*YOUR INSTRUCTIONS:* Look through the lines below and extract each one that contains "JSON".

#### SUPPLIED INFORMATION

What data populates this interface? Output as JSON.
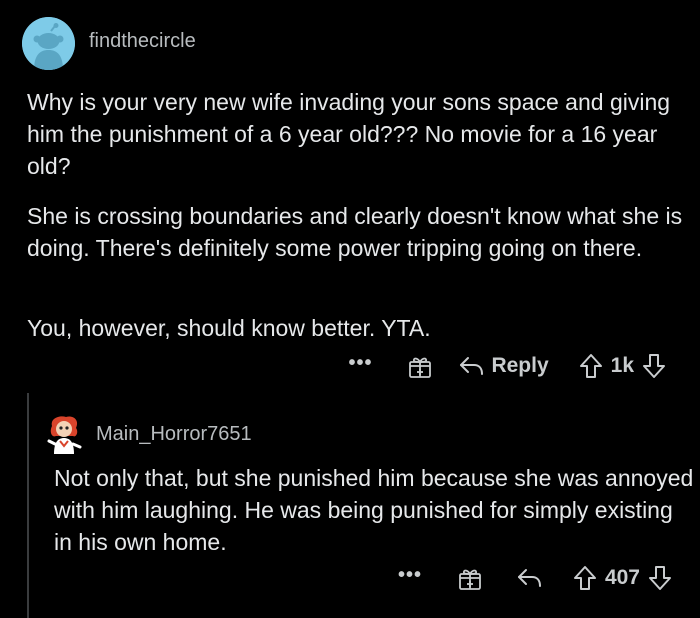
{
  "parent_comment": {
    "username": "findthecircle",
    "paragraphs": [
      "Why is your very new wife invading your sons space and giving him the punishment of a 6 year old??? No movie for a 16 year old?",
      "She is crossing boundaries and clearly doesn't know what she is doing. There's definitely some power tripping going on there.",
      "You, however, should know better. YTA."
    ],
    "actions": {
      "more_label": "•••",
      "reply_label": "Reply",
      "vote_count": "1k"
    }
  },
  "reply_comment": {
    "username": "Main_Horror7651",
    "text": "Not only that, but she punished him because she was annoyed with him laughing. He was being punished for simply existing in his own home.",
    "actions": {
      "more_label": "•••",
      "vote_count": "407"
    }
  },
  "icons": {
    "award": "gift-award-icon",
    "reply": "reply-arrow-icon",
    "upvote": "upvote-arrow-icon",
    "downvote": "downvote-arrow-icon",
    "avatar_parent": "snoo-avatar-icon",
    "avatar_reply": "custom-avatar-icon"
  },
  "colors": {
    "background": "#000000",
    "text": "#e6e8ea",
    "muted": "#b8bcbf",
    "avatar_bg": "#7ecbe8"
  }
}
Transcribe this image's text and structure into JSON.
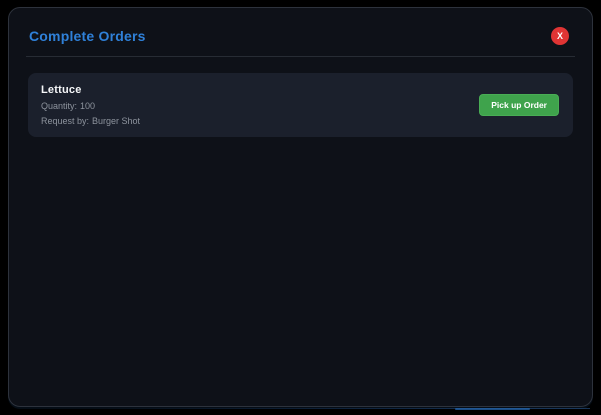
{
  "window": {
    "title": "Complete Orders",
    "close_label": "X"
  },
  "orders": [
    {
      "name": "Lettuce",
      "quantity_label": "Quantity:",
      "quantity_value": "100",
      "request_label": "Request by:",
      "request_value": "Burger Shot",
      "pickup_button_label": "Pick up Order"
    }
  ],
  "colors": {
    "background": "#000000",
    "panel_body": "#0e1118",
    "panel_border": "#2d323c",
    "card_background": "#1b202c",
    "title_blue": "#2f80d8",
    "close_red": "#e03434",
    "pickup_green": "#3fa34c",
    "muted_text": "#8d939d",
    "bottom_accent_blue": "#2466ad"
  }
}
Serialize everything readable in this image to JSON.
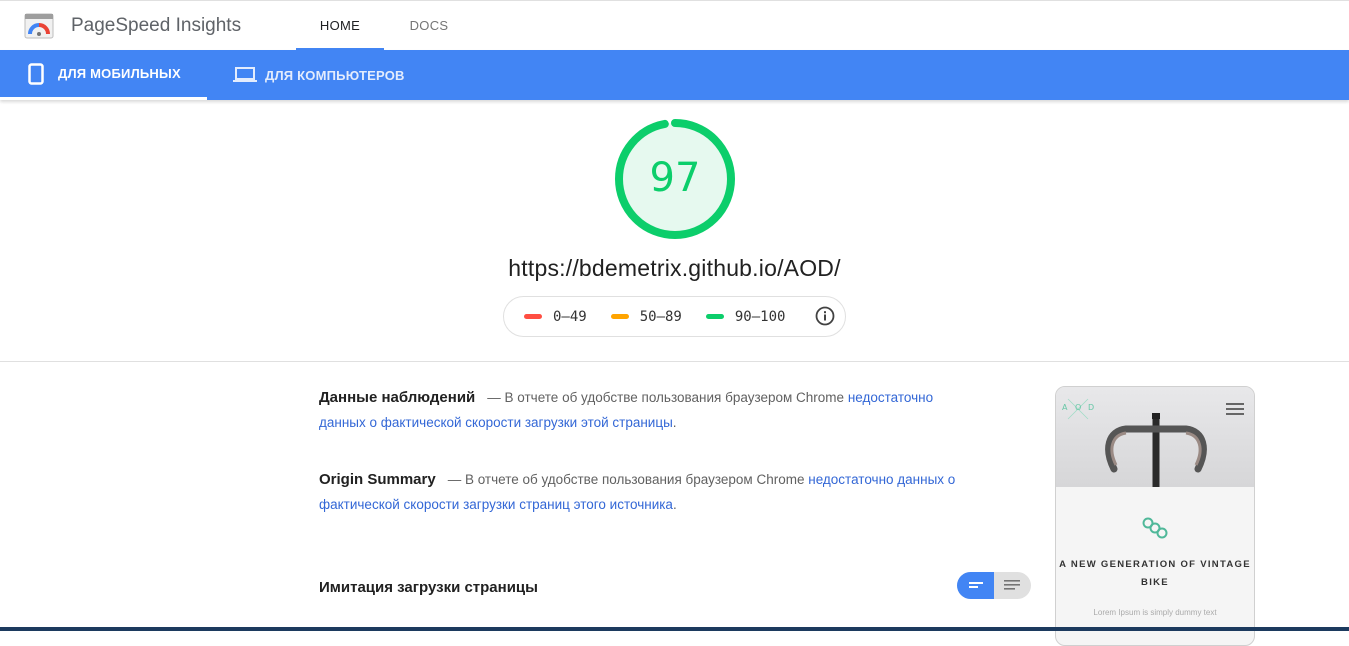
{
  "app": {
    "title": "PageSpeed Insights"
  },
  "nav": {
    "home": "HOME",
    "docs": "DOCS"
  },
  "device_tabs": {
    "mobile": "ДЛЯ МОБИЛЬНЫХ",
    "desktop": "ДЛЯ КОМПЬЮТЕРОВ"
  },
  "score": {
    "value": "97",
    "fraction": 0.97,
    "color": "#0cce6b"
  },
  "url": "https://bdemetrix.github.io/AOD/",
  "legend": [
    {
      "label": "0–49",
      "color": "#ff4e42"
    },
    {
      "label": "50–89",
      "color": "#ffa400"
    },
    {
      "label": "90–100",
      "color": "#0cce6b"
    }
  ],
  "field_data": {
    "title": "Данные наблюдений",
    "text": "— В отчете об удобстве пользования браузером Chrome",
    "link": "недостаточно данных о фактической скорости загрузки этой страницы",
    "end": "."
  },
  "origin_summary": {
    "title": "Origin Summary",
    "text": "— В отчете об удобстве пользования браузером Chrome",
    "link": "недостаточно данных о фактической скорости загрузки страниц этого источника",
    "end": "."
  },
  "lab": {
    "title": "Имитация загрузки страницы"
  },
  "preview": {
    "logo_letters": [
      "A",
      "O",
      "D"
    ],
    "headline": "A NEW GENERATION OF VINTAGE BIKE",
    "lorem": "Lorem Ipsum is simply dummy text"
  },
  "colors": {
    "accent": "#4285f4",
    "link": "#3367d6"
  }
}
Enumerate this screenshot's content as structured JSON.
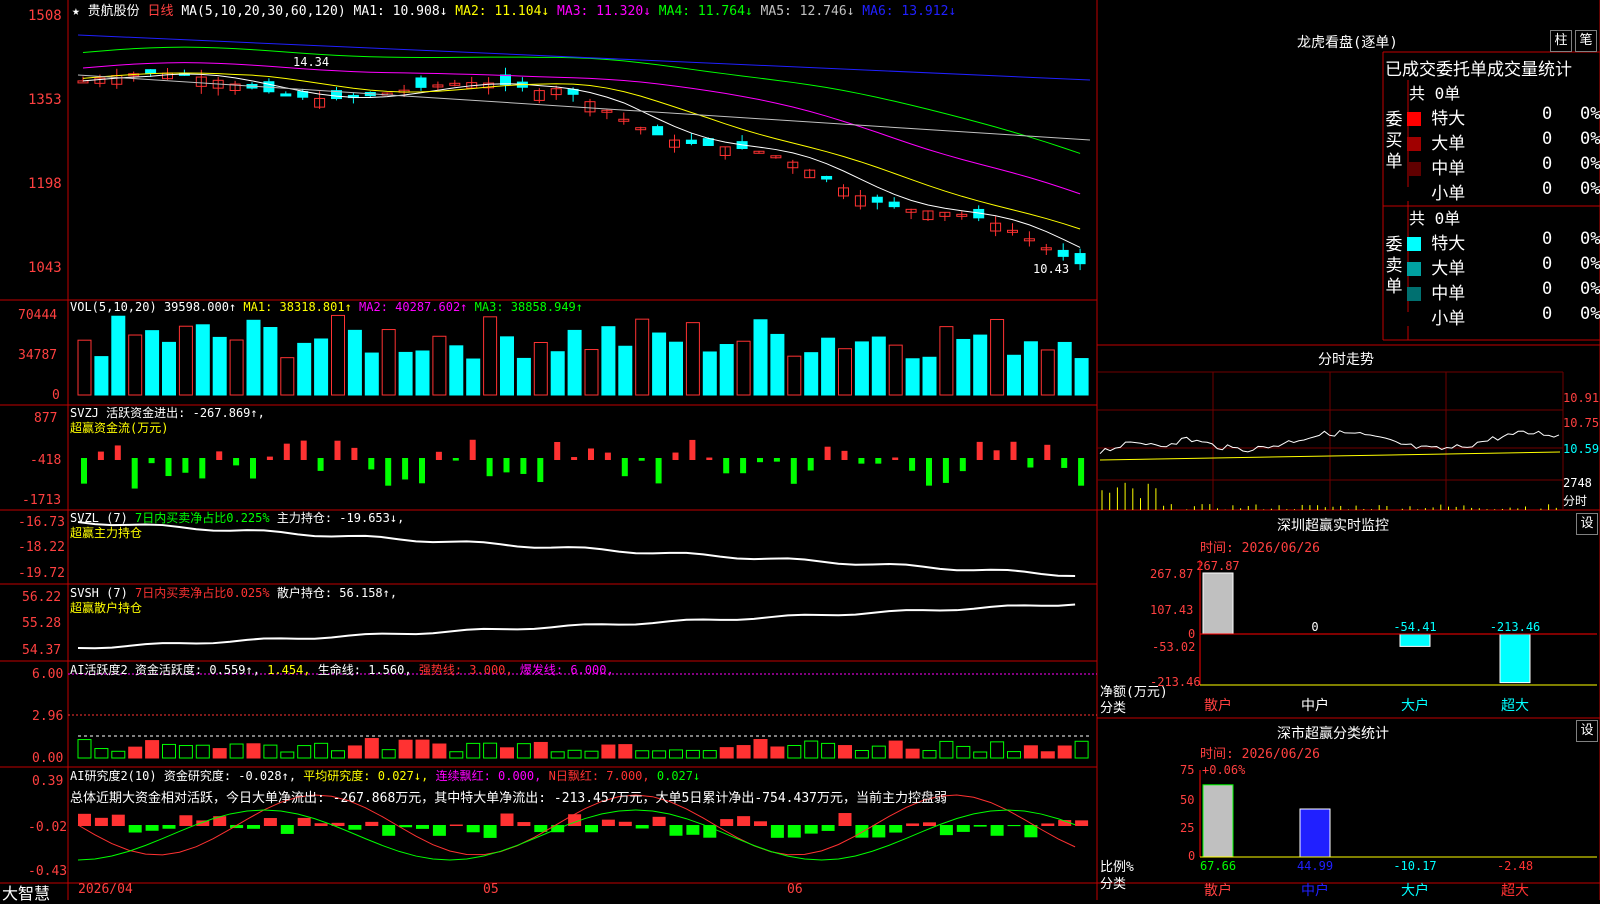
{
  "header": {
    "star_glyph": "★",
    "stock_name": "贵航股份",
    "period": "日线",
    "ma_label": "MA(5,10,20,30,60,120)",
    "ma_values": [
      {
        "text": "MA1: 10.908↓",
        "color": "#ffffff"
      },
      {
        "text": "MA2: 11.104↓",
        "color": "#ffff00"
      },
      {
        "text": "MA3: 11.320↓",
        "color": "#ff00ff"
      },
      {
        "text": "MA4: 11.764↓",
        "color": "#00ff00"
      },
      {
        "text": "MA5: 12.746↓",
        "color": "#c0c0c0"
      },
      {
        "text": "MA6: 13.912↓",
        "color": "#2020ff"
      }
    ]
  },
  "price_panel": {
    "y_ticks": [
      "1508",
      "1353",
      "1198",
      "1043"
    ],
    "high_label": "14.34",
    "low_label": "10.43"
  },
  "panels": {
    "vol": {
      "title": "VOL(5,10,20)",
      "value": "39598.000↑",
      "ma": [
        {
          "text": "MA1: 38318.801↑",
          "color": "#ffff00"
        },
        {
          "text": "MA2: 40287.602↑",
          "color": "#ff00ff"
        },
        {
          "text": "MA3: 38858.949↑",
          "color": "#00ff00"
        }
      ],
      "y_ticks": [
        "70444",
        "34787",
        "0"
      ]
    },
    "svzj": {
      "title": "SVZJ",
      "line1": "活跃资金进出: -267.869↑,",
      "line2": "超赢资金流(万元)",
      "y_ticks": [
        "877",
        "-418",
        "-1713"
      ]
    },
    "svzl": {
      "title": "SVZL (7)",
      "green_text": "7日内买卖净占比0.225%",
      "main_text": "主力持仓: -19.653↓,",
      "line2": "超赢主力持仓",
      "y_ticks": [
        "-16.73",
        "-18.22",
        "-19.72"
      ]
    },
    "svsh": {
      "title": "SVSH (7)",
      "red_text": "7日内买卖净占比0.025%",
      "main_text": "散户持仓: 56.158↑,",
      "line2": "超赢散户持仓",
      "y_ticks": [
        "56.22",
        "55.28",
        "54.37"
      ]
    },
    "ai1": {
      "title": "AI活跃度2",
      "t1": "资金活跃度: 0.559↑,",
      "t2": "1.454,",
      "t3": "生命线: 1.560,",
      "t4": "强势线: 3.000,",
      "t5": "爆发线: 6.000,",
      "y_ticks": [
        "6.00",
        "2.96",
        "0.00"
      ]
    },
    "ai2": {
      "title": "AI研究度2(10)",
      "t1": "资金研究度: -0.028↑,",
      "t2": "平均研究度: 0.027↓,",
      "t3": "连续飘红: 0.000,",
      "t4": "N日飘红: 7.000,",
      "t5": "0.027↓",
      "summary": "总体近期大资金相对活跃，今日大单净流出: -267.868万元，其中特大单净流出: -213.457万元，大单5日累计净出-754.437万元，当前主力控盘弱",
      "y_ticks": [
        "0.39",
        "-0.02",
        "-0.43"
      ]
    }
  },
  "x_axis": {
    "labels": [
      "2026/04",
      "05",
      "06"
    ]
  },
  "footer": {
    "brand": "大智慧"
  },
  "right": {
    "title": "龙虎看盘(逐单)",
    "btn_bar": "柱",
    "btn_line": "笔",
    "subtitle": "已成交委托单成交量统计",
    "buy": {
      "side_label": "委买单",
      "total": "共 0单",
      "rows": [
        {
          "label": "特大",
          "count": "0",
          "pct": "0%",
          "color": "#ff0000"
        },
        {
          "label": "大单",
          "count": "0",
          "pct": "0%",
          "color": "#a00000"
        },
        {
          "label": "中单",
          "count": "0",
          "pct": "0%",
          "color": "#600000"
        },
        {
          "label": "小单",
          "count": "0",
          "pct": "0%",
          "color": "#000000"
        }
      ]
    },
    "sell": {
      "side_label": "委卖单",
      "total": "共 0单",
      "rows": [
        {
          "label": "特大",
          "count": "0",
          "pct": "0%",
          "color": "#00ffff"
        },
        {
          "label": "大单",
          "count": "0",
          "pct": "0%",
          "color": "#00a0a0"
        },
        {
          "label": "中单",
          "count": "0",
          "pct": "0%",
          "color": "#007070"
        },
        {
          "label": "小单",
          "count": "0",
          "pct": "0%",
          "color": "#000000"
        }
      ]
    },
    "intraday": {
      "title": "分时走势",
      "y_ticks": [
        "10.91",
        "10.75",
        "10.59"
      ],
      "vol_label": "2748",
      "foot_label": "分时"
    },
    "monitor": {
      "title": "深圳超赢实时监控",
      "btn": "设",
      "time": "时间: 2026/06/26",
      "y_ticks": [
        "267.87",
        "107.43",
        "0",
        "-53.02",
        "-213.46"
      ],
      "ylabel": "净额(万元)",
      "xlabel": "分类",
      "bars": [
        {
          "cat": "散户",
          "label": "267.87",
          "value": 267.87
        },
        {
          "cat": "中户",
          "label": "0",
          "value": 0
        },
        {
          "cat": "大户",
          "label": "-54.41",
          "value": -54.41
        },
        {
          "cat": "超大",
          "label": "-213.46",
          "value": -213.46
        }
      ]
    },
    "stats": {
      "title": "深市超赢分类统计",
      "btn": "设",
      "time": "时间: 2026/06/26",
      "top_label": "+0.06%",
      "y_ticks": [
        "75",
        "50",
        "25",
        "0"
      ],
      "ylabel": "比例%",
      "xlabel": "分类",
      "bars": [
        {
          "cat": "散户",
          "label": "67.66",
          "value": 67.66
        },
        {
          "cat": "中户",
          "label": "44.99",
          "value": 44.99
        },
        {
          "cat": "大户",
          "label": "-10.17",
          "value": -10.17
        },
        {
          "cat": "超大",
          "label": "-2.48",
          "value": -2.48
        }
      ]
    }
  },
  "colors": {
    "up": "#ff3232",
    "down": "#00ffff",
    "frame": "#ff0000",
    "grid": "#800000"
  }
}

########

*PROBLEM SOLUTION:*
What data populates this interface? Output as JSON.
Transcribe this image's text and structure into JSON.
Serialize everything readable in this image to JSON.
Enumerate this screenshot's content as structured JSON.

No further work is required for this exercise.